OPERATION KERRY – BAPA Statement
The report into Greater Manchester Police involvement in policing of the Stephen Lawrence Inquiry visit to Greater Manchester in 1998 calls attention to important issues about race and policing in the 21st Century.
We welcome the fact that this report acknowledged a degree of inappropriate behaviour on the part of Greater Manchester Police in terms of communication about surveillance of the Lawrence Inquiry and that this behaviour indeed had negative consequences.
The events surrounding the Stephen Lawrence inquiry visit to Greater Manchester however still remain a mystery even at the conclusion of this two year internal inquiry. It is a matter of deep disappointment and concern that the Independent Police Complaints Commission declined to conduct this inquiry.
The outcome of Operation Kerry therefore reflects a priority to protect the reputation and interest of GMP as opposed to upholding basic democratic policing principles.
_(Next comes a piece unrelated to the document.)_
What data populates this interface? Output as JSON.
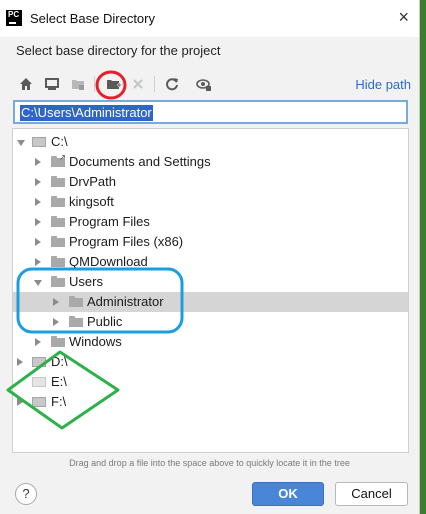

It’s conclusions and recommendations bear little resemblance to the evidence presented by GMP Officer Charles Crichlow concerning the actions he took to protect the rights of those attending the public inquiry and his subsequent treatment by colleagues from the top down in the organisation.
It is also a matter of deep concern that evidence offered to this inquiry appears to have been at best ignored and at worst misrepresented.
Operation Kerry does point to a seminal period in terms of the experiences of black staff within British policing particularly their struggle against racist corruption.
There is a disproportionate focus upon mechanisms rather than mind-sets which lead to behaviours referred to in the report.
The report therefore offers little if any hope that important lessons have been learned relating to police abuse of power in the context of race and justice. The emerging context of Policing in the 21st century demands that these lessons are learned.
It is for these reasons that the future public inquiry into Police surveillance chaired by Lord Justice Pitchford must examine the issues presented to and arising from Operation Kerry.